**INSTRUCTIONS FOR THE TASK**
Pick each line containing the word "mediawiki" out of the data below.

**SUPPLIED INFORMATION**
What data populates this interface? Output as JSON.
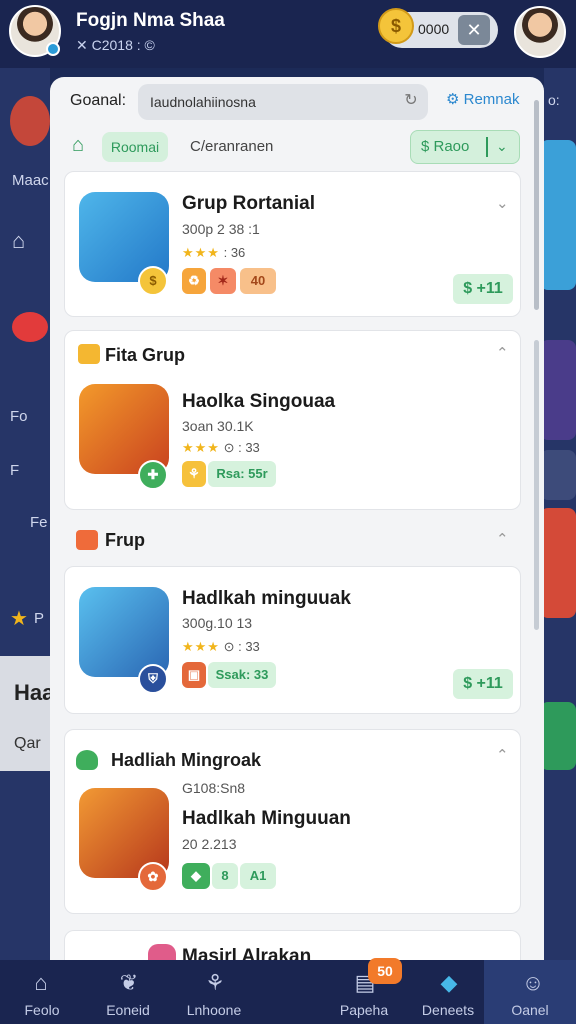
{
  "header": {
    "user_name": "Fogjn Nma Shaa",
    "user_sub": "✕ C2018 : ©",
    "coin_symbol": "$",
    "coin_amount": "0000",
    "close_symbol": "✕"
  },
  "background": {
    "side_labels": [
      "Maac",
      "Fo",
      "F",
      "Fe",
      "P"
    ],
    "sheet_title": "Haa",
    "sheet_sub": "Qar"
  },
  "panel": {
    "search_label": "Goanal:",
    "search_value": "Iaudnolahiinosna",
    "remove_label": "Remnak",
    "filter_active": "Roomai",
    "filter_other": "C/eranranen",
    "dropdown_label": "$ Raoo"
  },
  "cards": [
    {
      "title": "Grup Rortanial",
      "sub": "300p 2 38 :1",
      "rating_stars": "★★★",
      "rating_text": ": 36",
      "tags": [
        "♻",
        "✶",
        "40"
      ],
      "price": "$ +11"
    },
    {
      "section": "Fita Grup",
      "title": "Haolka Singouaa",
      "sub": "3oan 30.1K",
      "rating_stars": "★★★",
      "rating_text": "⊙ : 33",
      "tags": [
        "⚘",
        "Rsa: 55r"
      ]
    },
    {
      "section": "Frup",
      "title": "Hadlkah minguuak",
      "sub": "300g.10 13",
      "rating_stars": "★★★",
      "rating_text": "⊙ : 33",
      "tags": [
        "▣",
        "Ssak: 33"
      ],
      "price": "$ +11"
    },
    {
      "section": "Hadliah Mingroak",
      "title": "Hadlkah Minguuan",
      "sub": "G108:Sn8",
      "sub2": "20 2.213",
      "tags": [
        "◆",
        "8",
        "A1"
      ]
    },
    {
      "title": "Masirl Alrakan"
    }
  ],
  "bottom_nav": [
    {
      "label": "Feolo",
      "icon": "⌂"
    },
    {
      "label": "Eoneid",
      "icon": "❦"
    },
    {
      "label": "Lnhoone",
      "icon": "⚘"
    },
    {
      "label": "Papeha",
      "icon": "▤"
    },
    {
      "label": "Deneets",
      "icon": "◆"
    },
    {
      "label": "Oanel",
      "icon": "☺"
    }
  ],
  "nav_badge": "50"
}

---

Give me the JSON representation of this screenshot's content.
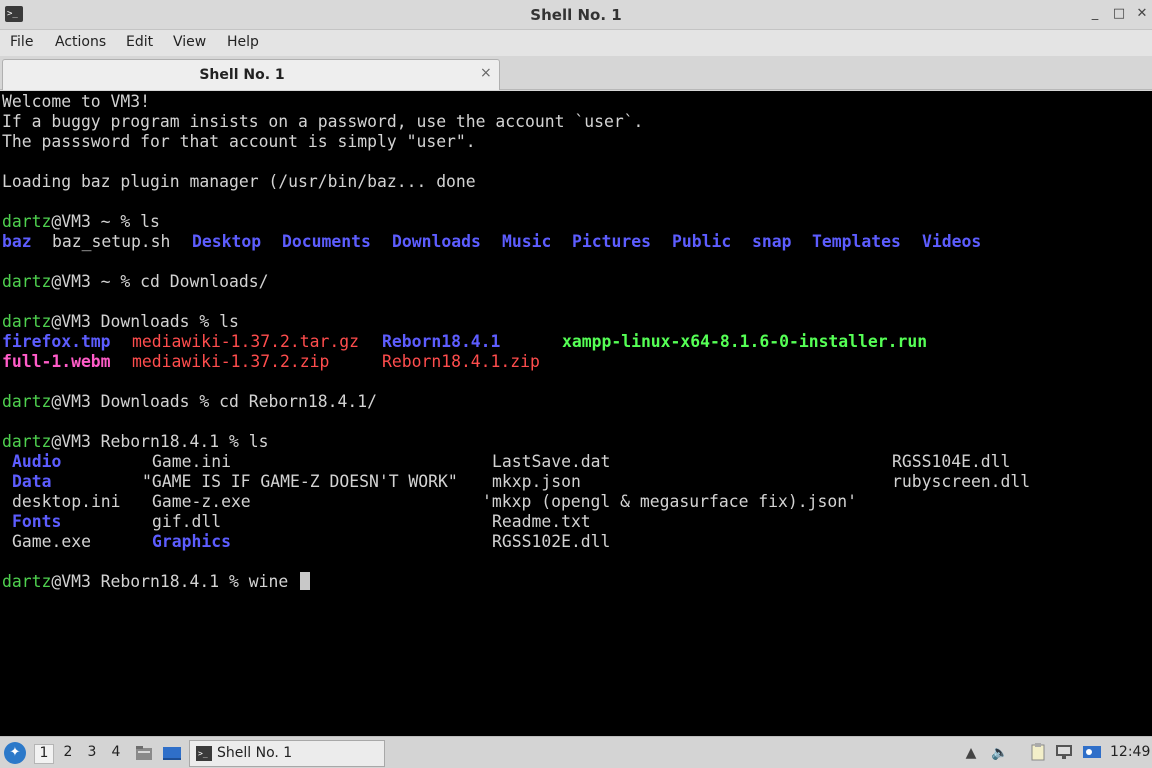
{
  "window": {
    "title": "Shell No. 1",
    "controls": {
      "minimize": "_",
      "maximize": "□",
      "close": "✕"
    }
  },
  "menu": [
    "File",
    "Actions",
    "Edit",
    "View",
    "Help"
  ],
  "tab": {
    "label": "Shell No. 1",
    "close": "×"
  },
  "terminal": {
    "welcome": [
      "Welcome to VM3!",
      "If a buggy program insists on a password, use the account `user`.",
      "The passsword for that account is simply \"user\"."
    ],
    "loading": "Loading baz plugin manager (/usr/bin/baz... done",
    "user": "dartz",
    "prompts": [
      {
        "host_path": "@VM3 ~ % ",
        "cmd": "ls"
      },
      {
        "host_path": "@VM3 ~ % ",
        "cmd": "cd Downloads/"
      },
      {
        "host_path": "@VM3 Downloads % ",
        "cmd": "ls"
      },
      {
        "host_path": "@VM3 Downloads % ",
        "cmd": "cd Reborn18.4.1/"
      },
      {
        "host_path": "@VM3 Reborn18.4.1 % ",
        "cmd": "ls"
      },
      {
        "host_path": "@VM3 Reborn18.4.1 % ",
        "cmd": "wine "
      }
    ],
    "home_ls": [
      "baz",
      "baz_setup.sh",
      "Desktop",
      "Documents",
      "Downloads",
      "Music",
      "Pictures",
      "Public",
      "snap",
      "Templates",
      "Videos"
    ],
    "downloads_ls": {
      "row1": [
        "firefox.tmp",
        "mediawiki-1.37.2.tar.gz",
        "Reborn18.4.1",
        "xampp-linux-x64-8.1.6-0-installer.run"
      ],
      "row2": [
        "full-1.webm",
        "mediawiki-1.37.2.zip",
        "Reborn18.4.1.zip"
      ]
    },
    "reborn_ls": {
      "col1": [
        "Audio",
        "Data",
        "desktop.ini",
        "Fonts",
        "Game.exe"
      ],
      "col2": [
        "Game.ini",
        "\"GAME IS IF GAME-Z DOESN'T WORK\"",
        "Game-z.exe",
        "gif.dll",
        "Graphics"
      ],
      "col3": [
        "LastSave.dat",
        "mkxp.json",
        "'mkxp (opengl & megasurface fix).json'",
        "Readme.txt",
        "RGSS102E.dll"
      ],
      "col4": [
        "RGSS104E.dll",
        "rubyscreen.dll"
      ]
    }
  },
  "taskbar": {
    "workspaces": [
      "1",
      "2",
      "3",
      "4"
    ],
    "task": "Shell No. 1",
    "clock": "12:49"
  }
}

**EXERCISE SOLUTION**
        "mediawiki-1.37.2.tar.gz",
        "mediawiki-1.37.2.zip",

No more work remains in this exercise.